by Al Sacco

BlackBerry “Tag” Uses NFC to Share Contact Info, Media and More

Oct 10, 20112 mins
MobileSmall and Medium BusinessSmartphones

RIM has unveiled a cool new service that will allow BlackBerry smartphone users to share contact information, multimedia and more with other BlackBerry owners, by simply tapping their NFC-enabled devices together.

BlackBerry-maker Research In Motion (RIM) today announced yet another way BlackBerry smartphones will employ Near Field Communications (NFC) in the future to wirelessly share data: BlackBerry “Tag.”

BlackBerry Bold 9900 with NFC
BlackBerry Bold 9900 with NFC Enabled (See “N” in top-right corner of display)

The BlackBerry Tag service will allow BlackBerry smartphone owners with NFC-enabled devices to tap their handhelds together to share images, contact information, documents, website URLs and even add new BlackBerry Messenger (BBM) contacts, via NFC. And it’s expected to be rolled out to compatible BlackBerry 7 smartphones via an OS update, though RIM did not specify when exactly the Tag update will become available.

NFC is a short range wireless technology that’s garnered a lot of attention in recent days, mostly due to the technology’s potential as a wireless mobile payments method.

Google recently unveiled its NFC-based Google Wallet payment service along with MasterCard, Citi and a handful of U.S. retailers. Though Google Wallet is only currently available on the Android mobile platform–and for just one handheld, the Samsung Nexus S–it could soon make its way to additional mobile platforms, including RIM’s BlackBerry OS, in the form of a Google Wallet application. RIM’s BlackBerry Bold 9900/9930, one of two available BlackBerry smartphones that supports NFC–along with the Curve 9350/9360/9370–has already been approved by MasterCard for use with its mobile payments systems.

RIM clearly sees a lot of potential in NFC. The Canadian company recently announced along with HID Global, a provider of secure physical access cards and readers, that NFC-enabled BlackBerrys could soon replace physical access cards.

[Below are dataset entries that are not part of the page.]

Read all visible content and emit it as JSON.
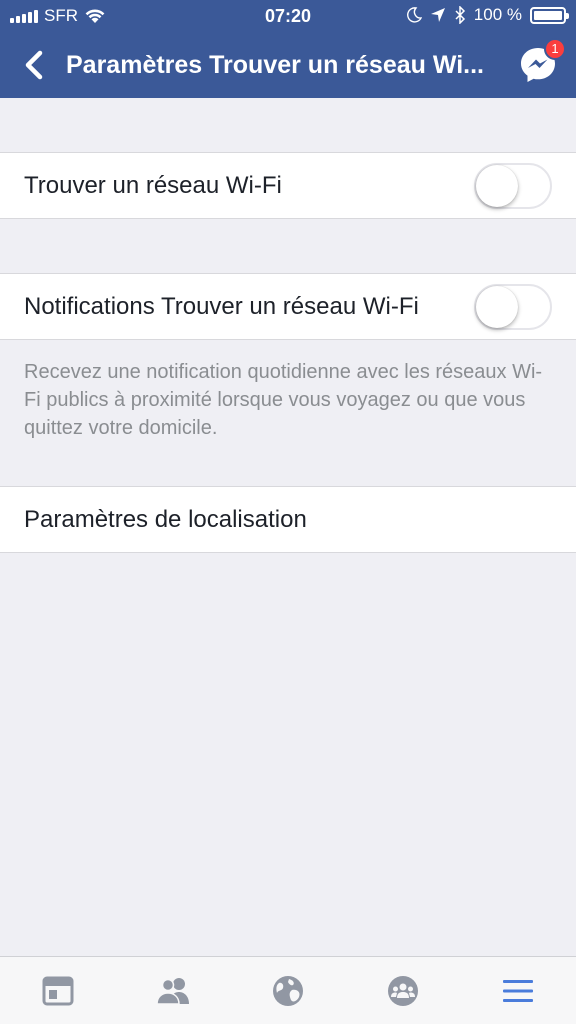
{
  "status_bar": {
    "carrier": "SFR",
    "time": "07:20",
    "battery": "100 %"
  },
  "nav": {
    "title": "Paramètres Trouver un réseau Wi...",
    "messenger_badge": "1"
  },
  "settings": {
    "find_wifi_label": "Trouver un réseau Wi-Fi",
    "find_wifi_on": false,
    "notifications_label": "Notifications Trouver un réseau Wi-Fi",
    "notifications_on": false,
    "notifications_description": "Recevez une notification quotidienne avec les réseaux Wi-Fi publics à proximité lorsque vous voyagez ou que vous quittez votre domicile.",
    "location_label": "Paramètres de localisation"
  },
  "tab_bar": {
    "tabs": [
      {
        "icon": "news-feed-icon",
        "active": false
      },
      {
        "icon": "friends-icon",
        "active": false
      },
      {
        "icon": "globe-icon",
        "active": false
      },
      {
        "icon": "groups-icon",
        "active": false
      },
      {
        "icon": "menu-icon",
        "active": true
      }
    ]
  },
  "colors": {
    "header": "#3b5998",
    "background": "#efeff4",
    "active_tab": "#4a7cdb",
    "inactive_tab": "#9197a3",
    "badge": "#fa3e3e"
  }
}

However, even though RIM has released a handful of BlackBerry smartphones that support NFC, no U.S. carriers have enable the functionality as of yet. NFC will presumably be activated via future software updates, as more NFC-based services become available.

RIM also said that it will release a set of developer APIs for BlackBerry Tag that will allow software developers to incorporate “tap to share” features and functionality in their applications.

Check out the video below for a quick look at how NFC works on RIM’s BlackBerry Bold 9900.


RIM via CrackBerry

NFC on the BlackBerry Bold 9900